You can also use a gaming keyboard and mouse for everyday computing—some people simply like the colourful LED lighting effects—but these peripherals will be more expensive than standard versions.
When using a keyboard and mouse for an extended time, an ergonomic version is a wise investment. There peripherals are specially designed to reduce strain on a user’s wrists that could cause repetitive strain injuries. Ergonomic keyboards in particular can take some getting used to at first, but have the potential to make extended computing use far more comfortable.
What about laptops?
When you buy a laptop, an integrated keyboard and trackpad are part of the package. And they do the job nicely when the laptop is being used as a portable. But … In many cases, laptop owners actually sit at the same desk and use their laptop as though it were a compact computer. And in this sort of scenario, the built-in keyboard and trackpad experience can be underwhelming.
First of all, laptop keyboards are often smaller than their standalone counterparts, or have slightly different key placements. That slows you down. More importantly, the keyboard and trackpad are often awkwardly positioned for extended use at a desk. Buying a standalone keyboard and mouse to use at the desk will significantly improve the laptop experience, and allow you to position the display wherever you like without worrying about how that will affect your typing.
Tying into the usefulness with laptops (and tablets), some manufacturers now offer portable wireless keyboards. These are small enough to tuck in a bag or backpack, but make typing on your laptop more comfortable anywhere—at school, in a cafe or at a hotel.
Keyboard and mouse combos
A number of manufacturers offer keyboard and mouse combos. These are designed to offer the same look and level of functionality. If you hate having mismatched accessories, or you have a preference for a specific brand, then a keyboard and mouse combo is worth considering.
Mac vs. PC
Finally, the question often arise about whether there is a difference between keyboards and mice when it comes to Windows PCs and Macs. The short answer is yes. But it’s not quite that black and white.
Windows recognizes left and right mouse clicks, while Apple’s macOS is designed for a mouse with a single button. Apple’s own Magic Mice also include a top surface that recognizes multi-touch (swiping and scrolling) gestures.
Windows and Mac keyboards also have some differences, specifically in special keys. For example, there is no “Windows” key on a Mac keyboard. The “backspace” key on a Windows keyboard is “delete” key on a Mac keyboard, although both keys do the same thing.
With the exception of using a Mac-specific mouse on Windows (that single button is tough to work around), most keyboards and mice can be used on either platform. Both operating systems have provisions for mapping a keyboard and mouse. You may end up with a speciality key that doesn’t do what its label indicates, but the core functionality will be there. But when in doubt, check the product description to ensure compatibility.
Other accessories to consider
If you’re shopping for a new keyboard and/or mouse for your computer, don’t forget there are other related accessories worth considering. First, a good mousepad always makes for more accurate mousing. If you are working with software that would benefit from being able to mark up or even draw, then a graphic tablet and stylus accessory will offer a far superior experience. And a wrist guard can help to relieve wrist strain when typing.

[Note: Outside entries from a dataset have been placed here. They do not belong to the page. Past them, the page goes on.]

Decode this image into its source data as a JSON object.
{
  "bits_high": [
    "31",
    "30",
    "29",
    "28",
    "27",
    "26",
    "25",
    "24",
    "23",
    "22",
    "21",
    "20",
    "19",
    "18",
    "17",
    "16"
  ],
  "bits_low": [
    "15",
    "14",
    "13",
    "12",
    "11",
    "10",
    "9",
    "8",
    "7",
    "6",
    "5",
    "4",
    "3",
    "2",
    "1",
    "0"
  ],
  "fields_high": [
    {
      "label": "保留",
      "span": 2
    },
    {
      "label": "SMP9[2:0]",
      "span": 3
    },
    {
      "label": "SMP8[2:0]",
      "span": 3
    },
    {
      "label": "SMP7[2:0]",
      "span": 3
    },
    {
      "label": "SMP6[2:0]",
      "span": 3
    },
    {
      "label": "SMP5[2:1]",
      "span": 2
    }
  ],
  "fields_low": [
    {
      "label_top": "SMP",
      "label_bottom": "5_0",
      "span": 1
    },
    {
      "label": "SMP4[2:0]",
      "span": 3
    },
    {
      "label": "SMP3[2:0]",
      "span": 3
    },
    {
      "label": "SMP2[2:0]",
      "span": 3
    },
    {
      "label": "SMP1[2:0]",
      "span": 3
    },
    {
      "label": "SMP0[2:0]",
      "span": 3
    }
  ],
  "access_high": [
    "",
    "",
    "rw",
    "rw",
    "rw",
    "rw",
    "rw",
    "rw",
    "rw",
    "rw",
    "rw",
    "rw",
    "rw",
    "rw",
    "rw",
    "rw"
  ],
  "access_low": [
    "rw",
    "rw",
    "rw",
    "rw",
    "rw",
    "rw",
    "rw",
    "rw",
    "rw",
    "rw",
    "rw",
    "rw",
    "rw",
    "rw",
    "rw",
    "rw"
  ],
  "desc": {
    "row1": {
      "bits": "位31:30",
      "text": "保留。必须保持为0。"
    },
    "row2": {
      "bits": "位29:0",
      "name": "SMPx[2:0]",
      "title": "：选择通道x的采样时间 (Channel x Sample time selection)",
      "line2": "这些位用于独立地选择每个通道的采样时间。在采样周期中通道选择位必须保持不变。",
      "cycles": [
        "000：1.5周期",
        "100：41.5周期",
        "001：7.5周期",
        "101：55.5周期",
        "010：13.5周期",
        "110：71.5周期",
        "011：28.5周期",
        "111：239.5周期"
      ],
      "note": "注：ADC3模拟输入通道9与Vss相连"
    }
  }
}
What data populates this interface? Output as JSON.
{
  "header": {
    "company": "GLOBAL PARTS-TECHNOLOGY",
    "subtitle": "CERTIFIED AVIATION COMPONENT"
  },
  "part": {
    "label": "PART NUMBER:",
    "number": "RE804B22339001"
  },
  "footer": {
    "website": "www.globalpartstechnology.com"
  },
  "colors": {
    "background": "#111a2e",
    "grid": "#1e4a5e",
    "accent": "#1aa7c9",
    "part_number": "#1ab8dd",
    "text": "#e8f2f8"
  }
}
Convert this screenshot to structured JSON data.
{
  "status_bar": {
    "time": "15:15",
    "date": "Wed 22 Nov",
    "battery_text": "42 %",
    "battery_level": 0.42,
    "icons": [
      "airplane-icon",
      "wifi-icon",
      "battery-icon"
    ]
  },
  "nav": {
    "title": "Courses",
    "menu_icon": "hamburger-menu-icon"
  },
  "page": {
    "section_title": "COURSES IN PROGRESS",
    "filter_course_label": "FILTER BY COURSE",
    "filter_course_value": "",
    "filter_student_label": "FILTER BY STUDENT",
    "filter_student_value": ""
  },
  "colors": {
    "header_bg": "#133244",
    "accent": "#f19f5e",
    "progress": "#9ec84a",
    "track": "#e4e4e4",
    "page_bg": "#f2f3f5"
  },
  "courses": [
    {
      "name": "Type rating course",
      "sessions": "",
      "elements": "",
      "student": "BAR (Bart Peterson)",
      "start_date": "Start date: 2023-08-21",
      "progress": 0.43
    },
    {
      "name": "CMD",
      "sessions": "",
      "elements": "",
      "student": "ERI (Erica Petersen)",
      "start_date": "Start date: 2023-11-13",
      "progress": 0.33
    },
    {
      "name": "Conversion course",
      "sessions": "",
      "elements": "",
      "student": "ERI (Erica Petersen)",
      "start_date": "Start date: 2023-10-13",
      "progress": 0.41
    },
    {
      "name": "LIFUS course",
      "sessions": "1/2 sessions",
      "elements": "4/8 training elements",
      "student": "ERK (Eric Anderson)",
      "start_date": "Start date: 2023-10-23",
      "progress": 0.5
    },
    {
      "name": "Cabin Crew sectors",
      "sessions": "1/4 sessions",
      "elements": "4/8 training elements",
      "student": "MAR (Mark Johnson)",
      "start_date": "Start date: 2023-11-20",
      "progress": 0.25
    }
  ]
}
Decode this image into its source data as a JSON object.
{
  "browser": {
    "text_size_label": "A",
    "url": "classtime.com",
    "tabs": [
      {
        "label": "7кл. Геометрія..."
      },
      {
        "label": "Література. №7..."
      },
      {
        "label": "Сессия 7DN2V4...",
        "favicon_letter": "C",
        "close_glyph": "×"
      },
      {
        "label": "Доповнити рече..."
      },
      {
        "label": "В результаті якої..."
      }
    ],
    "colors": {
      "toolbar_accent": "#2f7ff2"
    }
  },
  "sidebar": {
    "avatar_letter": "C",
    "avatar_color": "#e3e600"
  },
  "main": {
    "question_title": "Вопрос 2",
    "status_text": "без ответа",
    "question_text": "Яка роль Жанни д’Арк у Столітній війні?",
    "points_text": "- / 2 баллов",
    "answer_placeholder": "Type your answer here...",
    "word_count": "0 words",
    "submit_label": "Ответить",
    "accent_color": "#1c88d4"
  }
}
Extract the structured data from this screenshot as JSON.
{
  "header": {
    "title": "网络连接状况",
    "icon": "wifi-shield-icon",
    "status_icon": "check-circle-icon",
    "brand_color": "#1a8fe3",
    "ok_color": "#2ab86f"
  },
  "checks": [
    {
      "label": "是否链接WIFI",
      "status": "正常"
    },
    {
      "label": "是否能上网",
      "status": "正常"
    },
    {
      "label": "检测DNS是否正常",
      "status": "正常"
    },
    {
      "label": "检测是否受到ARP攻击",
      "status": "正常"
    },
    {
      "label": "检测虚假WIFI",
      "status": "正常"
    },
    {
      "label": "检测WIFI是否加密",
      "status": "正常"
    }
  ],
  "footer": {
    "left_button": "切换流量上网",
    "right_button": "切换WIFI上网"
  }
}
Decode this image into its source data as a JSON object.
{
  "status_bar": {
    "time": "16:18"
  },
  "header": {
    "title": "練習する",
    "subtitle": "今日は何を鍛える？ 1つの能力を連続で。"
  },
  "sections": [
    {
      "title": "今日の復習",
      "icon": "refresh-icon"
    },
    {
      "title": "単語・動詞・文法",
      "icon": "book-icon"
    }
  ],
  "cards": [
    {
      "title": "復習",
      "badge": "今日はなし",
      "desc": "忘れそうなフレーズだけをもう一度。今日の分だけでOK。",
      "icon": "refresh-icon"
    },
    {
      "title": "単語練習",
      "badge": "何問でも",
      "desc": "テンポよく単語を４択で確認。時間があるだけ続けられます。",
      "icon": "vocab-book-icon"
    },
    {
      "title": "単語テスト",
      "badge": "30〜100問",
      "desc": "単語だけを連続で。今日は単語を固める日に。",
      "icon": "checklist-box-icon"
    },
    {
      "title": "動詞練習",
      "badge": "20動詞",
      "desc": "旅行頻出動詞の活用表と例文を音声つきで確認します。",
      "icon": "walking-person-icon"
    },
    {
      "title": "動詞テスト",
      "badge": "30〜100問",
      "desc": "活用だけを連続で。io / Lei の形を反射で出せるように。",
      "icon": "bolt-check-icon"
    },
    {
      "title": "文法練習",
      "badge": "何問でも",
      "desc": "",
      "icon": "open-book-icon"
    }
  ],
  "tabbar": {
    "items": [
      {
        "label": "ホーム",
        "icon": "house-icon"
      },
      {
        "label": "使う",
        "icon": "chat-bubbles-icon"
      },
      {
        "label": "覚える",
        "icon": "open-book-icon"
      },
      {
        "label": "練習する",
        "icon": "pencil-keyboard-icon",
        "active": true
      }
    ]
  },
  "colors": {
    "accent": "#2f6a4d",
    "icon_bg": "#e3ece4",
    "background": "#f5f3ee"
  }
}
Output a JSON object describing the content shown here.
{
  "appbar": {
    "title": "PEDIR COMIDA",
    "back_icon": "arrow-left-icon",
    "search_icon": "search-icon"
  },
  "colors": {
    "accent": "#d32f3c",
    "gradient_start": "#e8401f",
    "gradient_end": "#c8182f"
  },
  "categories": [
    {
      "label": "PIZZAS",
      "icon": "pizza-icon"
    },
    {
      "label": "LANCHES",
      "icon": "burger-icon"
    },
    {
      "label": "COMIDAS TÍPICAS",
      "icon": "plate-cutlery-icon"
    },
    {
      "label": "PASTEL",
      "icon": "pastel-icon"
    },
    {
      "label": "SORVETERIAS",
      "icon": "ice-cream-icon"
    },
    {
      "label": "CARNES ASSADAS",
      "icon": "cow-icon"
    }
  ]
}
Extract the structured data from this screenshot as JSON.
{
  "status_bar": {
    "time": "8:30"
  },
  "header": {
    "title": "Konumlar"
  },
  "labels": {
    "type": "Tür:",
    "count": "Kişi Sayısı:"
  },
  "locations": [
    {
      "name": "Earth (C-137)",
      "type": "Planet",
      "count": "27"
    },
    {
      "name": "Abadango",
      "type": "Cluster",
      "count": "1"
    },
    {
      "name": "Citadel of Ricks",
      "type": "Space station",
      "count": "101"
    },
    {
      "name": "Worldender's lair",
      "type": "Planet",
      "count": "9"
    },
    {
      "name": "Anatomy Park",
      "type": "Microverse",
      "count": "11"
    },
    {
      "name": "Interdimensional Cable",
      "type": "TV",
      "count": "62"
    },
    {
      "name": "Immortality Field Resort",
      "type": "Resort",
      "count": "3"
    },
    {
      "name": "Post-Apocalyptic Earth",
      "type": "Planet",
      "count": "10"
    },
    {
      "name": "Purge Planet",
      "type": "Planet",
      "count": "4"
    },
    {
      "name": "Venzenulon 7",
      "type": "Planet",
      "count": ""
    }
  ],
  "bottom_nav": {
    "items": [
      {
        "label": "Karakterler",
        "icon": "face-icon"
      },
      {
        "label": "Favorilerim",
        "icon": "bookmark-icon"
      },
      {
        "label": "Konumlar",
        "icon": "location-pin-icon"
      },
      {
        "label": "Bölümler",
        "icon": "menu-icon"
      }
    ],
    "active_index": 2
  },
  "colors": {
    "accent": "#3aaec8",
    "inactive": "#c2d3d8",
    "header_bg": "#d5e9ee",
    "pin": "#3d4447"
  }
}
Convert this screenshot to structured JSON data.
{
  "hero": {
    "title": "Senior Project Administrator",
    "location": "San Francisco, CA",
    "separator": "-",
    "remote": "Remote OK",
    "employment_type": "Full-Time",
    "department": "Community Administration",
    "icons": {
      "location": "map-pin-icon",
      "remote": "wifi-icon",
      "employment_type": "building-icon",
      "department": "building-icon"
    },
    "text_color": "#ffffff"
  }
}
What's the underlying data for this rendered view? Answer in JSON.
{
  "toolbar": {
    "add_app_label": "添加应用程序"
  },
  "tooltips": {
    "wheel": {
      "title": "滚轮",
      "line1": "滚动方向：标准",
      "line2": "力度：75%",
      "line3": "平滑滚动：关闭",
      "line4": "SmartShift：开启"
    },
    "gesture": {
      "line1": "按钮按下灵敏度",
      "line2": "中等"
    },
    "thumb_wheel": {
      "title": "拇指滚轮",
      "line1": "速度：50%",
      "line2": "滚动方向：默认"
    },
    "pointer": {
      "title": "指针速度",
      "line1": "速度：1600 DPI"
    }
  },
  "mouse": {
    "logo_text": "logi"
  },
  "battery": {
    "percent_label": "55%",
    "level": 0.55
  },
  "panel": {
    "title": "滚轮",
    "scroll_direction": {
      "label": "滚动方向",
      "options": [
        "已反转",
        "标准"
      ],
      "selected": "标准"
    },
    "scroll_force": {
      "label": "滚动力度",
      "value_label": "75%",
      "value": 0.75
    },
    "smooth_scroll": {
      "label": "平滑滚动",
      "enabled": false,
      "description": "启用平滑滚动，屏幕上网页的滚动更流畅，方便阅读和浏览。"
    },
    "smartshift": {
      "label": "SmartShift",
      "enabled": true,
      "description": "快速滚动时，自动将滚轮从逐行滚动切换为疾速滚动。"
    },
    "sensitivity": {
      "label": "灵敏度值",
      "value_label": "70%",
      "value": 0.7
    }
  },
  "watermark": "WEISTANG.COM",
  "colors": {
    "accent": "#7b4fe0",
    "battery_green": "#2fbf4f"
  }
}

Take the next step
No matter what your computing need, Best Buy has the perfect keyboard and mouse for the situation. From productivity to gaming, Mac or PC, or to make your laptop more comfortable to use for extended sessions, upgrading to the right keyboard and mouse will take your computing experience to the next level.